Until a month later, when I woke up to a friendly tip in my email: “… the Nansen jump is taking place tomorrow.” The next morning, accompanied by my friend/ filmmaker Joey, I left Brooklyn for my hometown of Hanover. That night, we watched footage of Sarah’s jump from earlier in the day and saw some potential challenges. The weather had been difficult to say the least, and the snow coverage was very spotty. Red Bull had provided a custom start platform for the event only; we knew we’d have to make our own. On top of all this we still didn’t know if the hill would be destroyed or locked upon arrival.
Sunday morning, Joey, my father and I loaded up the truck with our ‘start bar’ (a 12 foot ladder), our platform (plywood boards), and a few rakes and wound our way north to Berlin. Seeing the tower from the highway there’s no doubt how Nansen got its nickname. It wasn’t locked, but when we pulled up to the landing hill, we discovered that it had in fact been destroyed. A Snow Cat had slid down the hill, digging down to dirt in spots and leaving a huge seam that ran down the middle. After hiking to the top we discovered that the in-run didn’t look much better. I could tell my dad didn’t think the jump would happen, but I remained hopeful as we grabbed some rakes and got to work on the hill. We tidied and smoothed all day in the frigid cold, and with about an hour of daylight left, made the decision to give it a go. We hustled to install the platform, set our start bar, and suited up for the attempt.
With the sun slipping fast, my father stayed up top with me to stabilize the ladder, and Joey perched on the roof of the decrepit judges’ stand to watch the wind and flag me. A handful of local snowboarders excitedly watched from the knoll. Delicately balanced on the platform, with the whole tower swaying in the wind, I pushed my fear to the back of my awareness, got my skis on, and slowly slid onto the ladder, sitting myself between two rungs in the middle of the thin track. One last moment of gathering focus, then I received the flag from Joey and pushed off. No turning back now.
I had planned to have a safe jump without full effort, but my body had a different plan. I hit the 15 foot high takeoff well and knew right away I was heading to the bottom. My vision planed out to the parking lot – where a few curious spectators had pulled off the highway to watch – as the world slowed around me and I lost myself in that marvelous feeling of freedom and weightlessness. I jolted back to reality when I landed right on top of a large divot we had failed to flatten, but I landed, I survived (save for some bruised heels), and skied into the outrun yelling, overcome with joy. But perhaps even more joyous was being able to share this experience with my father on his 60th birthday, more than 30 years after he had skied the hill himself.

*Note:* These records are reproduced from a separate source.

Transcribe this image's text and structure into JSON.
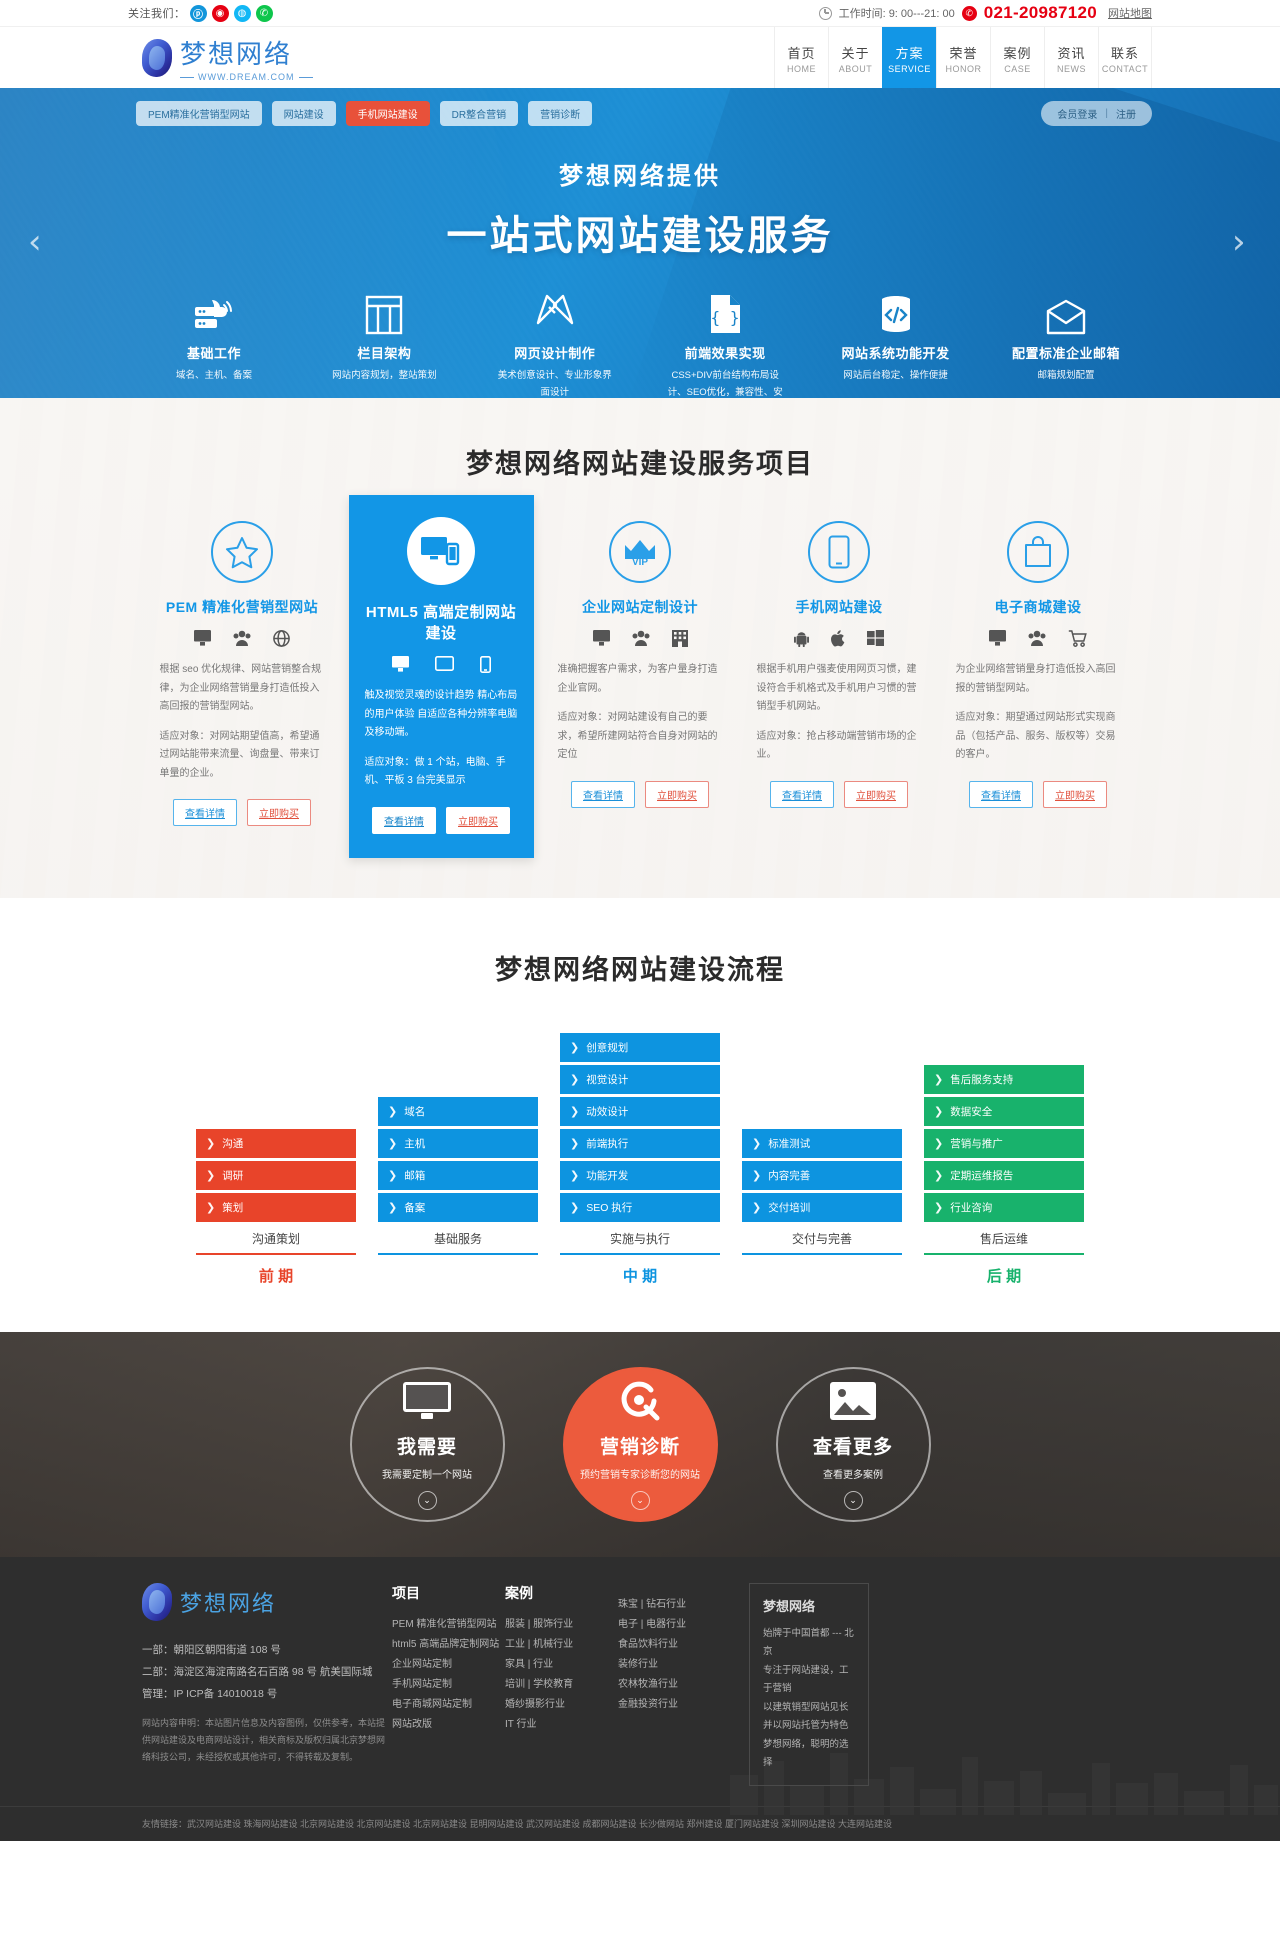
{
  "topbar": {
    "follow_label": "关注我们：",
    "social": [
      {
        "name": "baidu-icon",
        "glyph": "ⓟ",
        "color": "#1296db"
      },
      {
        "name": "weibo-icon",
        "glyph": "◉",
        "color": "#e60012"
      },
      {
        "name": "qq-icon",
        "glyph": "◍",
        "color": "#12b7f5"
      },
      {
        "name": "wechat-icon",
        "glyph": "✆",
        "color": "#0ec64c"
      }
    ],
    "worktime": "工作时间: 9: 00---21: 00",
    "phone": "021-20987120",
    "sitemap": "网站地图"
  },
  "header": {
    "logo_cn": "梦想网络",
    "logo_en": "WWW.DREAM.COM",
    "nav": [
      {
        "cn": "首页",
        "en": "HOME",
        "active": false
      },
      {
        "cn": "关于",
        "en": "ABOUT",
        "active": false
      },
      {
        "cn": "方案",
        "en": "SERVICE",
        "active": true
      },
      {
        "cn": "荣誉",
        "en": "HONOR",
        "active": false
      },
      {
        "cn": "案例",
        "en": "CASE",
        "active": false
      },
      {
        "cn": "资讯",
        "en": "NEWS",
        "active": false
      },
      {
        "cn": "联系",
        "en": "CONTACT",
        "active": false
      }
    ]
  },
  "hero": {
    "tags": [
      {
        "label": "PEM精准化营销型网站",
        "hot": false
      },
      {
        "label": "网站建设",
        "hot": false
      },
      {
        "label": "手机网站建设",
        "hot": true
      },
      {
        "label": "DR整合营销",
        "hot": false
      },
      {
        "label": "营销诊断",
        "hot": false
      }
    ],
    "login_label": "会员登录",
    "divider": "|",
    "register_label": "注册",
    "subtitle": "梦想网络提供",
    "title": "一站式网站建设服务",
    "prev_arrow": "‹",
    "next_arrow": "›",
    "features": [
      {
        "icon": "server-cloud-icon",
        "name": "基础工作",
        "desc": "域名、主机、备案"
      },
      {
        "icon": "columns-icon",
        "name": "栏目架构",
        "desc": "网站内容规划，整站策划"
      },
      {
        "icon": "pen-ruler-icon",
        "name": "网页设计制作",
        "desc": "美术创意设计、专业形象界面设计"
      },
      {
        "icon": "code-file-icon",
        "name": "前端效果实现",
        "desc": "CSS+DIV前台结构布局设计、SEO优化，兼容性、安全性、命名规范"
      },
      {
        "icon": "code-brackets-icon",
        "name": "网站系统功能开发",
        "desc": "网站后台稳定、操作便捷"
      },
      {
        "icon": "mail-icon",
        "name": "配置标准企业邮箱",
        "desc": "邮箱规划配置"
      }
    ]
  },
  "services": {
    "title": "梦想网络网站建设服务项目",
    "cards": [
      {
        "icon": "star-icon",
        "title": "PEM 精准化营销型网站",
        "featured": false,
        "mini_icons": [
          "monitor-icon",
          "users-icon",
          "globe-icon"
        ],
        "desc": [
          "根据 seo 优化规律、网站营销整合规律，为企业网络营销量身打造低投入高回报的营销型网站。",
          "适应对象：对网站期望值高，希望通过网站能带来流量、询盘量、带来订单量的企业。"
        ],
        "detail_label": "查看详情",
        "buy_label": "立即购买"
      },
      {
        "icon": "responsive-devices-icon",
        "title": "HTML5 高端定制网站建设",
        "featured": true,
        "mini_icons": [
          "monitor-icon",
          "tablet-icon",
          "phone-icon"
        ],
        "desc": [
          "触及视觉灵魂的设计趋势 精心布局的用户体验 自适应各种分辨率电脑及移动端。",
          "适应对象：做 1 个站，电脑、手机、平板 3 台完美显示"
        ],
        "detail_label": "查看详情",
        "buy_label": "立即购买"
      },
      {
        "icon": "vip-crown-icon",
        "title": "企业网站定制设计",
        "featured": false,
        "mini_icons": [
          "monitor-icon",
          "users-icon",
          "building-icon"
        ],
        "desc": [
          "准确把握客户需求，为客户量身打造企业官网。",
          "适应对象：对网站建设有自己的要求，希望所建网站符合自身对网站的定位"
        ],
        "detail_label": "查看详情",
        "buy_label": "立即购买"
      },
      {
        "icon": "mobile-icon",
        "title": "手机网站建设",
        "featured": false,
        "mini_icons": [
          "android-icon",
          "apple-icon",
          "windows-icon"
        ],
        "desc": [
          "根据手机用户强麦使用网页习惯，建设符合手机格式及手机用户习惯的营销型手机网站。",
          "适应对象：抢占移动端营销市场的企业。"
        ],
        "detail_label": "查看详情",
        "buy_label": "立即购买"
      },
      {
        "icon": "shopping-bag-icon",
        "title": "电子商城建设",
        "featured": false,
        "mini_icons": [
          "monitor-icon",
          "users-icon",
          "cart-icon"
        ],
        "desc": [
          "为企业网络营销量身打造低投入高回报的营销型网站。",
          "适应对象：期望通过网站形式实现商品（包括产品、服务、版权等）交易的客户。"
        ],
        "detail_label": "查看详情",
        "buy_label": "立即购买"
      }
    ]
  },
  "process": {
    "title": "梦想网络网站建设流程",
    "columns": [
      {
        "color": "red",
        "items": [
          "沟通",
          "调研",
          "策划"
        ],
        "footer": "沟通策划",
        "phase": "前 期",
        "phase_color": "red"
      },
      {
        "color": "blue",
        "items": [
          "域名",
          "主机",
          "邮箱",
          "备案"
        ],
        "footer": "基础服务",
        "phase": "",
        "phase_color": "blue"
      },
      {
        "color": "blue",
        "items": [
          "创意规划",
          "视觉设计",
          "动效设计",
          "前端执行",
          "功能开发",
          "SEO 执行"
        ],
        "footer": "实施与执行",
        "phase": "中 期",
        "phase_color": "blue"
      },
      {
        "color": "blue",
        "items": [
          "标准测试",
          "内容完善",
          "交付培训"
        ],
        "footer": "交付与完善",
        "phase": "",
        "phase_color": "blue"
      },
      {
        "color": "green",
        "items": [
          "售后服务支持",
          "数据安全",
          "营销与推广",
          "定期运维报告",
          "行业咨询"
        ],
        "footer": "售后运维",
        "phase": "后 期",
        "phase_color": "green"
      }
    ],
    "chevron": "❯"
  },
  "cta": {
    "items": [
      {
        "icon": "monitor-icon",
        "title": "我需要",
        "desc": "我需要定制一个网站",
        "accent": false,
        "chevron": "⌄"
      },
      {
        "icon": "diagnosis-icon",
        "title": "营销诊断",
        "desc": "预约营销专家诊断您的网站",
        "accent": true,
        "chevron": "⌄"
      },
      {
        "icon": "image-icon",
        "title": "查看更多",
        "desc": "查看更多案例",
        "accent": false,
        "chevron": "⌄"
      }
    ]
  },
  "footer": {
    "logo_cn": "梦想网络",
    "address_1": "一部：朝阳区朝阳街道 108 号",
    "address_2": "二部：海淀区海淀南路名石百路 98 号 航美国际城",
    "icp": "管理：IP ICP备 14010018 号",
    "legal": "网站内容申明：本站图片信息及内容图例，仅供参考，本站提供网站建设及电商网站设计，相关商标及版权归属北京梦想网络科技公司，未经授权或其他许可，不得转载及复制。",
    "columns": [
      {
        "heading": "项目",
        "items": [
          "PEM 精准化营销型网站",
          "html5 高端品牌定制网站",
          "企业网站定制",
          "手机网站定制",
          "电子商城网站定制",
          "网站改版"
        ]
      },
      {
        "heading": "案例",
        "items": [
          "服装 | 服饰行业",
          "工业 | 机械行业",
          "家具 | 行业",
          "培训 | 学校教育",
          "婚纱摄影行业",
          "IT 行业"
        ]
      },
      {
        "heading": "",
        "items": [
          "珠宝 | 钻石行业",
          "电子 | 电器行业",
          "食品饮料行业",
          "装修行业",
          "农林牧渔行业",
          "金融投资行业"
        ]
      }
    ],
    "about": {
      "heading": "梦想网络",
      "items": [
        "始牌于中国首都 --- 北京",
        "专注于网站建设，工于营销",
        "以建筑销型网站见长",
        "并以网站托管为特色",
        "梦想网络，聪明的选择"
      ]
    },
    "friend_label": "友情链接：",
    "friend_links": "武汉网站建设  珠海网站建设  北京网站建设  北京网站建设  北京网站建设  昆明网站建设  武汉网站建设  成都网站建设  长沙做网站  郑州建设  厦门网站建设  深圳网站建设  大连网站建设"
  }
}
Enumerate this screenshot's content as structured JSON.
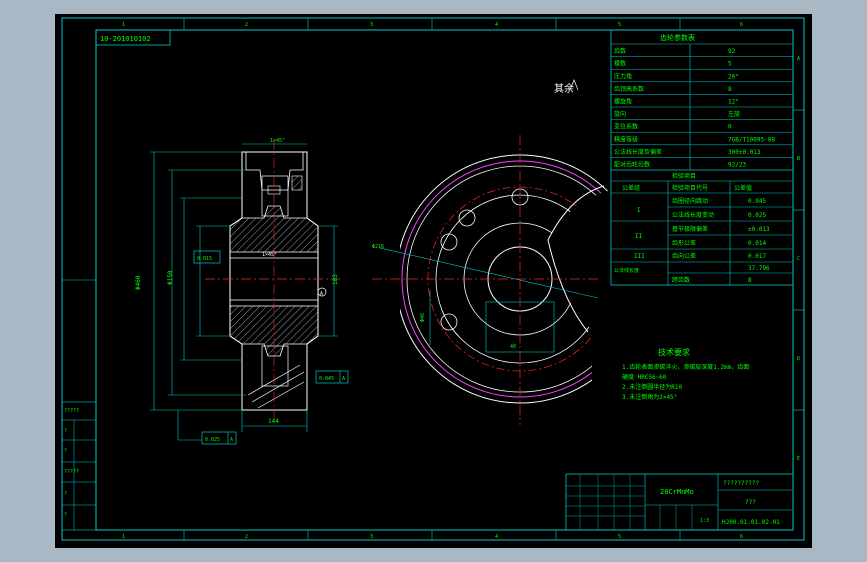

Here’s to hoping that others will get to ski this beautiful monster. Will Big Nansen work its way into an East coast 4 hills tour? I sure hope so. I’m certainly grateful that I seized the opportunity, and toed the line of legality and safety, to poach a jump on this legend. The things we do for the thrill of flight.
NANSEN ON ARRIVAL- things looked a little rough.
Bluebird day… and big tower.